False
Listening to understand a classroom lecture is an example of appreciative listening
True
You can improve your own speeches by listening carefully to the speeches of other people
True
Critical listening involves listening to evaluate a message for purposes of accepting it or rejecting it
False
Usually it is easy to block out physical and mental distractions when listening to a speaker
True
Jumping to conclusions can be a barrier to effective listening even a speaker and a listener know each other very well
True
Reviewing mentally what a speaker has said is a good way to avoid becoming distracted in a speech
True
Taking notes on a speaker’s key points and supporting material will help improve your listening ability and retention
False
After choosing a topic, the next step in speech preparation is determining your central idea
False
Once you choose the central idea of your speech, the next step is to formulate your general purpose
False
Most often, a speaker’s general purpose will fall into one of two categories – to inform or to demonstrate
False
The difference between informing and persuading is like the difference between explaining and entertaining
False
When your general purpose is to persuade, you act as a teacher or lecturer
False
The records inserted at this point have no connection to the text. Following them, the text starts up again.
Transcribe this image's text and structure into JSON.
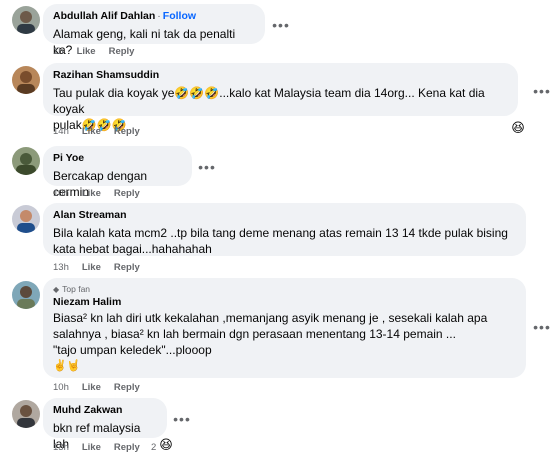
{
  "comments": [
    {
      "name": "Abdullah Alif Dahlan",
      "follow": "Follow",
      "text": "Alamak geng, kali ni tak da penalti ka?",
      "time": "1h",
      "like": "Like",
      "reply": "Reply"
    },
    {
      "name": "Razihan Shamsuddin",
      "text_lines": [
        "Tau pulak dia koyak ye🤣🤣🤣...kalo kat Malaysia team dia 14org... Kena kat dia koyak",
        "pulak🤣🤣🤣"
      ],
      "time": "14h",
      "like": "Like",
      "reply": "Reply",
      "reaction": "😆"
    },
    {
      "name": "Pi Yoe",
      "text": "Bercakap dengan cermin",
      "time": "10h",
      "like": "Like",
      "reply": "Reply"
    },
    {
      "name": "Alan Streaman",
      "text_lines": [
        "Bila kalah kata mcm2 ..tp bila tang deme menang atas remain 13 14 tkde pulak bising",
        "kata hebat bagai...hahahahah"
      ],
      "time": "13h",
      "like": "Like",
      "reply": "Reply"
    },
    {
      "badge": "Top fan",
      "name": "Niezam Halim",
      "text_lines": [
        "Biasa² kn lah diri utk kekalahan ,memanjang asyik menang je , sesekali kalah apa",
        "salahnya , biasa² kn lah bermain dgn perasaan menentang 13-14 pemain ...",
        "\"tajo umpan keledek\"...plooop",
        "✌️🤘"
      ],
      "time": "10h",
      "like": "Like",
      "reply": "Reply"
    },
    {
      "name": "Muhd Zakwan",
      "text": "bkn ref malaysia lah",
      "time": "13h",
      "like": "Like",
      "reply": "Reply",
      "reaction_count": "2",
      "reaction": "😆"
    }
  ],
  "more_icon": "•••"
}
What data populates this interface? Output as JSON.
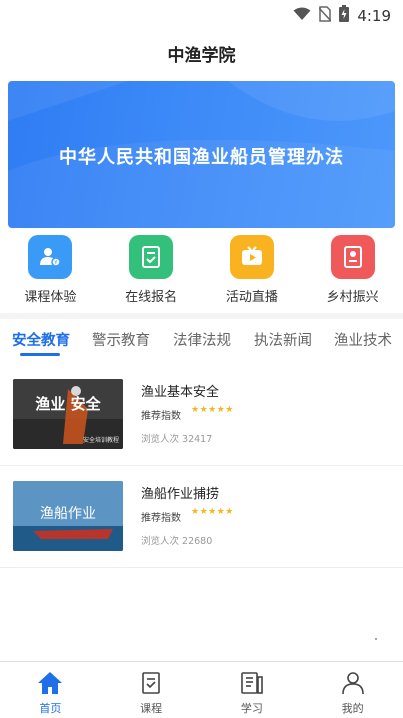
{
  "status_bar": {
    "time": "4:19",
    "icons": [
      "wifi-icon",
      "no-sim-icon",
      "battery-charging-icon"
    ]
  },
  "header": {
    "title": "中渔学院"
  },
  "banner": {
    "text": "中华人民共和国渔业船员管理办法"
  },
  "shortcuts": [
    {
      "label": "课程体验",
      "icon": "course-user-icon",
      "color": "#3a9bf6"
    },
    {
      "label": "在线报名",
      "icon": "checklist-icon",
      "color": "#33c07a"
    },
    {
      "label": "活动直播",
      "icon": "tv-play-icon",
      "color": "#f9b320"
    },
    {
      "label": "乡村振兴",
      "icon": "certificate-icon",
      "color": "#f0595a"
    }
  ],
  "tabs": [
    {
      "label": "安全教育",
      "active": true
    },
    {
      "label": "警示教育",
      "active": false
    },
    {
      "label": "法律法规",
      "active": false
    },
    {
      "label": "执法新闻",
      "active": false
    },
    {
      "label": "渔业技术",
      "active": false
    }
  ],
  "courses": [
    {
      "title": "渔业基本安全",
      "rating_label": "推荐指数",
      "stars": 5,
      "views": "浏览人次 32417",
      "thumb_caption": "渔业 安全",
      "thumb_subcaption": "安全培训教程",
      "thumb_color": "#3b3b3b"
    },
    {
      "title": "渔船作业捕捞",
      "rating_label": "推荐指数",
      "stars": 5,
      "views": "浏览人次 22680",
      "thumb_caption": "渔船作业",
      "thumb_color": "#2e6ca0"
    }
  ],
  "bottom_nav": [
    {
      "label": "首页",
      "icon": "home-icon",
      "active": true
    },
    {
      "label": "课程",
      "icon": "course-icon",
      "active": false
    },
    {
      "label": "学习",
      "icon": "study-icon",
      "active": false
    },
    {
      "label": "我的",
      "icon": "profile-icon",
      "active": false
    }
  ],
  "colors": {
    "accent": "#1e6fe8",
    "star": "#f6b51e",
    "banner": "#3d8af8"
  }
}
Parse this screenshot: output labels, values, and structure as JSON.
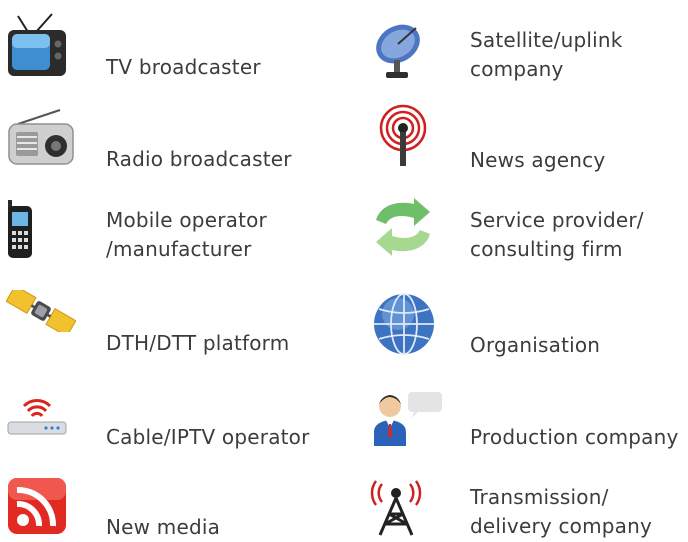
{
  "legend": {
    "left": [
      {
        "label": "TV broadcaster",
        "icon": "tv-icon"
      },
      {
        "label": "Radio broadcaster",
        "icon": "radio-icon"
      },
      {
        "label": "Mobile operator\n/manufacturer",
        "icon": "mobile-phone-icon"
      },
      {
        "label": "DTH/DTT platform",
        "icon": "satellite-icon"
      },
      {
        "label": "Cable/IPTV operator",
        "icon": "wifi-router-icon"
      },
      {
        "label": "New media",
        "icon": "rss-feed-icon"
      }
    ],
    "right": [
      {
        "label": "Satellite/uplink\ncompany",
        "icon": "satellite-dish-icon"
      },
      {
        "label": "News agency",
        "icon": "broadcast-signal-icon"
      },
      {
        "label": "Service provider/\nconsulting firm",
        "icon": "refresh-arrows-icon"
      },
      {
        "label": "Organisation",
        "icon": "globe-icon"
      },
      {
        "label": "Production company",
        "icon": "presenter-icon"
      },
      {
        "label": "Transmission/\ndelivery company",
        "icon": "transmission-tower-icon"
      }
    ]
  }
}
The specific purpose of a speech usually “sums up” the main points to be developed in the body of the speech
False
Conducting regular car maintenance is an example of an effective specific purpose statement for a speech
False
The specific purpose statement should usually be phrased as a question
True
The central idea of a speech often emerges after you have done your research and have decided on the main points of the speech
False
“to persuade my audience that the federal government should institute a national sales tax to help pay for social programs” is an example of an effective central idea for a speech
False
The aim of successful speechmaking is to gain a desired response from listeners by any means necessary
False
Adapting to audiences is one of the easiest tasks facing beginning speakers
False
Audience analysis and adaptation affect all aspects of speechmaking except for the delivery of the speech itself
True
Even when listeners pay close attention, they don’t process a speaker’s message exactly as the speaker intended
True
Every speech contains two messages – the one sent by the speaker and the one received by the listener
False
Ethnocentrism means that audiences typically approach speeches by asking, “why is this important to me”
True
Identification refers to the process by which speakers seek to create a bond with audiences by emphasizing common values, goals, and experiences
True
Any characteristic of a given audience is potentially important to a speaker analyzing that audience
True
Gender, sexual orientation, age, race, ethnicity, and group membership are all factors to consider when conducting a demographic analysis
False
Because men and women in the US share a much broader range of experiences than they once did, gender is no longer a significant factor in demographic audience analysis
True
There are four kinds of informative speeches – speeches about objects, concepts, processes, and events
False
A lawyer urging a jury to acquit her client is an example of informative speaking
True
Informative speeches about processes are usually arranged in chronological order
False
“to inform my audience about theories of reincarnation” is a specific purpose for an informative about an object
False
Informative speeches about concepts are usually arranged in spatial order
False
A summary is seldom necessary in the conclusion of an informative speech
True
When giving an informative speech, you should think about ways to relate your topic to the audience in the body of the speech as well as in the introduction
False
Abstractions are especially helpful for clarifying ideas in informative speeches
False
Using description as a way to personalize ideas in an informative speech is recommended
True
Whenever possible, you should try to enliven your informative speeches by expressing ideas in personal terms